- Task prompt: Copy the data exactly, pictures aside.

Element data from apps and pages
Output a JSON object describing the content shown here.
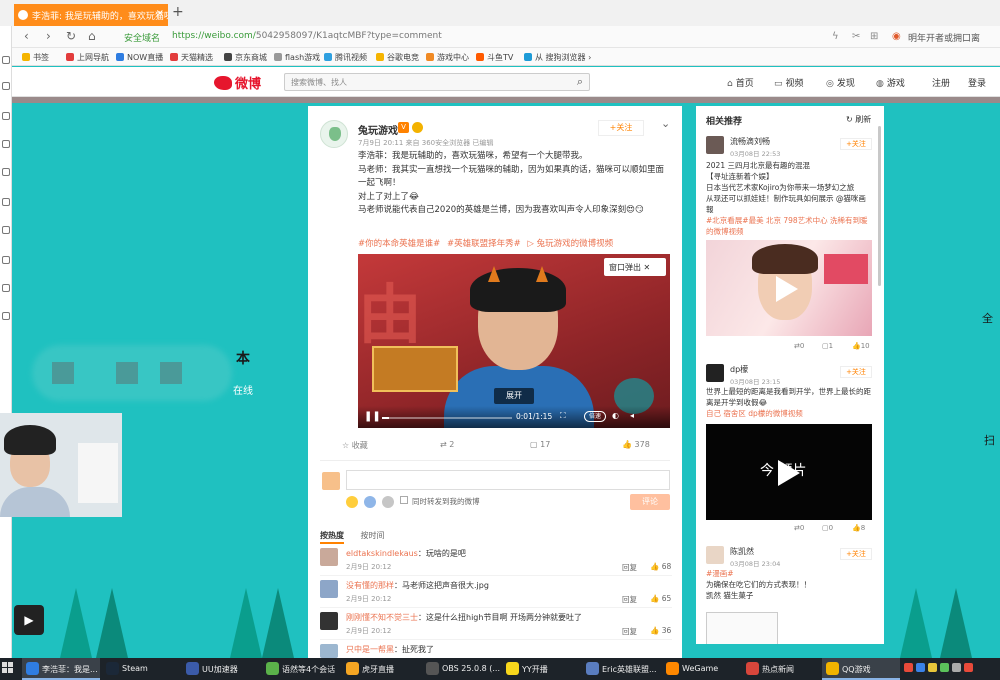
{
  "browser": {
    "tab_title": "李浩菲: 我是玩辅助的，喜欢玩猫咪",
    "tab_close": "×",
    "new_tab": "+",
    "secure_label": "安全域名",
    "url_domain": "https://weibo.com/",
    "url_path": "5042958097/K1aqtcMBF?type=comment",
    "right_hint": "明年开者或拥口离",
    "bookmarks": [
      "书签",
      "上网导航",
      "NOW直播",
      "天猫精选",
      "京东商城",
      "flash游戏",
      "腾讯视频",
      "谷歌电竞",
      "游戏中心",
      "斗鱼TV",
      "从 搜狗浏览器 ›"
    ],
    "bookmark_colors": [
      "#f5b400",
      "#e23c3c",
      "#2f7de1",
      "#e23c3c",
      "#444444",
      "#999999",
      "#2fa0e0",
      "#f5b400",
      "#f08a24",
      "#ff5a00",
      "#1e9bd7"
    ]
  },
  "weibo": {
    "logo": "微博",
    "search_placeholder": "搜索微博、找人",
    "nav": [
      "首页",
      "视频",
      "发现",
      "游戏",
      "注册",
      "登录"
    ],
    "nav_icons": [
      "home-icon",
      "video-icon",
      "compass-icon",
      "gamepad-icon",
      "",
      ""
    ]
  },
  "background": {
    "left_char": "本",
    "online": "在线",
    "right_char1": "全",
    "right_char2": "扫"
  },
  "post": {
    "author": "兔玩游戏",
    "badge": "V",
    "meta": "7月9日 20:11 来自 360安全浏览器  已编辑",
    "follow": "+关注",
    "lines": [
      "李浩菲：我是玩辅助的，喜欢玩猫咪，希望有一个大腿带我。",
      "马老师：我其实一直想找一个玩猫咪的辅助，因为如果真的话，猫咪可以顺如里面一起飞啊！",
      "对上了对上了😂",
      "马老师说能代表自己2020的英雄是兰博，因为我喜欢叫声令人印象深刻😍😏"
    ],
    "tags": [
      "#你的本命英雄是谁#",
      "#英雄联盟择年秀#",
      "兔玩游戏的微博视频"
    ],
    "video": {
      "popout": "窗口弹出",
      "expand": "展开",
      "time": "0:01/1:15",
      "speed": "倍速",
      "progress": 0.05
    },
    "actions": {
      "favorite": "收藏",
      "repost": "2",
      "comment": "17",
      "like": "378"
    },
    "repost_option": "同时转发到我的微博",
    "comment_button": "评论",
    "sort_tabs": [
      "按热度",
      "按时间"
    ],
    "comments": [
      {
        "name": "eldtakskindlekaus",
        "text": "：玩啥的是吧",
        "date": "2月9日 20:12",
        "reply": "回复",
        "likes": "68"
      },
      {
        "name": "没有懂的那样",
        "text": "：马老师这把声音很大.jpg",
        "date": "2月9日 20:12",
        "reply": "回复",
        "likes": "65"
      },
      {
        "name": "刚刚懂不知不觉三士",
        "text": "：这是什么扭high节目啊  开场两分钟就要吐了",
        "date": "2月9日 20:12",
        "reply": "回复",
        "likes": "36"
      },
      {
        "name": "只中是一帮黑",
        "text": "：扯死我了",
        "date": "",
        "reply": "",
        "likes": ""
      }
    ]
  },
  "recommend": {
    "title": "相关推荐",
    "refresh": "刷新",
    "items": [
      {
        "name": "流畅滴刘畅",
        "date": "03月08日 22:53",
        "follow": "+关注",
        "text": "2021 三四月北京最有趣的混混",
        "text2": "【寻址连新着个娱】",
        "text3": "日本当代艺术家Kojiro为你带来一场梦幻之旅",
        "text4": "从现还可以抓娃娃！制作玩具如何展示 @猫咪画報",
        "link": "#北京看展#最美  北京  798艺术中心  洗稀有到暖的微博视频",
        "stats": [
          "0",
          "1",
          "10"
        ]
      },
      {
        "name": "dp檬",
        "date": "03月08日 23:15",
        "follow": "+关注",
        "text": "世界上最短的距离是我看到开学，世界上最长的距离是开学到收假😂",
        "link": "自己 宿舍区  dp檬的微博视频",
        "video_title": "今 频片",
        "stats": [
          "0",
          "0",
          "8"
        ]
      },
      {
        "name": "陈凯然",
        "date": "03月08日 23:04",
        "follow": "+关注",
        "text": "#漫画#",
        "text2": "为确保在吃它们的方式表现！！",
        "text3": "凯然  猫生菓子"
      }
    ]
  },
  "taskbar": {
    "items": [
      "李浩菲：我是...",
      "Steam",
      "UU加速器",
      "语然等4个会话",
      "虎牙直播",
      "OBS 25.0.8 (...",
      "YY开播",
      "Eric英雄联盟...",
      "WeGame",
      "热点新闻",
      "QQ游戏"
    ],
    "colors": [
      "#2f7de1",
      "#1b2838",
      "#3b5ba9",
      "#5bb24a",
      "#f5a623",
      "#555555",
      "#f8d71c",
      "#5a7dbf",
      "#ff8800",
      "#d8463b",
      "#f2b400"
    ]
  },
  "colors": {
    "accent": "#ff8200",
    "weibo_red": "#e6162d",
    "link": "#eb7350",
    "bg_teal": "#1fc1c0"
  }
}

- Reply:
Output a JSON object describing the content shown here.
{
  "browser": {
    "tab_title": "李浩菲: 我是玩辅助的，喜欢玩猫咪",
    "tab_close": "×",
    "new_tab": "+",
    "secure_label": "安全域名",
    "url_domain": "https://weibo.com/",
    "url_path": "5042958097/K1aqtcMBF?type=comment",
    "right_hint": "明年开者或拥口离",
    "bookmarks": [
      "书签",
      "上网导航",
      "NOW直播",
      "天猫精选",
      "京东商城",
      "flash游戏",
      "腾讯视频",
      "谷歌电竞",
      "游戏中心",
      "斗鱼TV",
      "从 搜狗浏览器 ›"
    ],
    "bookmark_colors": [
      "#f5b400",
      "#e23c3c",
      "#2f7de1",
      "#e23c3c",
      "#444444",
      "#999999",
      "#2fa0e0",
      "#f5b400",
      "#f08a24",
      "#ff5a00",
      "#1e9bd7"
    ]
  },
  "weibo": {
    "logo": "微博",
    "search_placeholder": "搜索微博、找人",
    "nav": [
      "首页",
      "视频",
      "发现",
      "游戏",
      "注册",
      "登录"
    ],
    "nav_icons": [
      "home-icon",
      "video-icon",
      "compass-icon",
      "gamepad-icon",
      "",
      ""
    ]
  },
  "background": {
    "left_char": "本",
    "online": "在线",
    "right_char1": "全",
    "right_char2": "扫"
  },
  "post": {
    "author": "兔玩游戏",
    "badge": "V",
    "meta": "7月9日 20:11 来自 360安全浏览器  已编辑",
    "follow": "+关注",
    "lines": [
      "李浩菲：我是玩辅助的，喜欢玩猫咪，希望有一个大腿带我。",
      "马老师：我其实一直想找一个玩猫咪的辅助，因为如果真的话，猫咪可以顺如里面一起飞啊！",
      "对上了对上了😂",
      "马老师说能代表自己2020的英雄是兰博，因为我喜欢叫声令人印象深刻😍😏"
    ],
    "tags": [
      "#你的本命英雄是谁#",
      "#英雄联盟择年秀#",
      "兔玩游戏的微博视频"
    ],
    "video": {
      "popout": "窗口弹出",
      "expand": "展开",
      "time": "0:01/1:15",
      "speed": "倍速",
      "progress": 0.05
    },
    "actions": {
      "favorite": "收藏",
      "repost": "2",
      "comment": "17",
      "like": "378"
    },
    "repost_option": "同时转发到我的微博",
    "comment_button": "评论",
    "sort_tabs": [
      "按热度",
      "按时间"
    ],
    "comments": [
      {
        "name": "eldtakskindlekaus",
        "text": "：玩啥的是吧",
        "date": "2月9日 20:12",
        "reply": "回复",
        "likes": "68"
      },
      {
        "name": "没有懂的那样",
        "text": "：马老师这把声音很大.jpg",
        "date": "2月9日 20:12",
        "reply": "回复",
        "likes": "65"
      },
      {
        "name": "刚刚懂不知不觉三士",
        "text": "：这是什么扭high节目啊  开场两分钟就要吐了",
        "date": "2月9日 20:12",
        "reply": "回复",
        "likes": "36"
      },
      {
        "name": "只中是一帮黑",
        "text": "：扯死我了",
        "date": "",
        "reply": "",
        "likes": ""
      }
    ]
  },
  "recommend": {
    "title": "相关推荐",
    "refresh": "刷新",
    "items": [
      {
        "name": "流畅滴刘畅",
        "date": "03月08日 22:53",
        "follow": "+关注",
        "text": "2021 三四月北京最有趣的混混",
        "text2": "【寻址连新着个娱】",
        "text3": "日本当代艺术家Kojiro为你带来一场梦幻之旅",
        "text4": "从现还可以抓娃娃！制作玩具如何展示 @猫咪画報",
        "link": "#北京看展#最美  北京  798艺术中心  洗稀有到暖的微博视频",
        "stats": [
          "0",
          "1",
          "10"
        ]
      },
      {
        "name": "dp檬",
        "date": "03月08日 23:15",
        "follow": "+关注",
        "text": "世界上最短的距离是我看到开学，世界上最长的距离是开学到收假😂",
        "link": "自己 宿舍区  dp檬的微博视频",
        "video_title": "今 频片",
        "stats": [
          "0",
          "0",
          "8"
        ]
      },
      {
        "name": "陈凯然",
        "date": "03月08日 23:04",
        "follow": "+关注",
        "text": "#漫画#",
        "text2": "为确保在吃它们的方式表现！！",
        "text3": "凯然  猫生菓子"
      }
    ]
  },
  "taskbar": {
    "items": [
      "李浩菲：我是...",
      "Steam",
      "UU加速器",
      "语然等4个会话",
      "虎牙直播",
      "OBS 25.0.8 (...",
      "YY开播",
      "Eric英雄联盟...",
      "WeGame",
      "热点新闻",
      "QQ游戏"
    ],
    "colors": [
      "#2f7de1",
      "#1b2838",
      "#3b5ba9",
      "#5bb24a",
      "#f5a623",
      "#555555",
      "#f8d71c",
      "#5a7dbf",
      "#ff8800",
      "#d8463b",
      "#f2b400"
    ]
  },
  "colors": {
    "accent": "#ff8200",
    "weibo_red": "#e6162d",
    "link": "#eb7350",
    "bg_teal": "#1fc1c0"
  }
}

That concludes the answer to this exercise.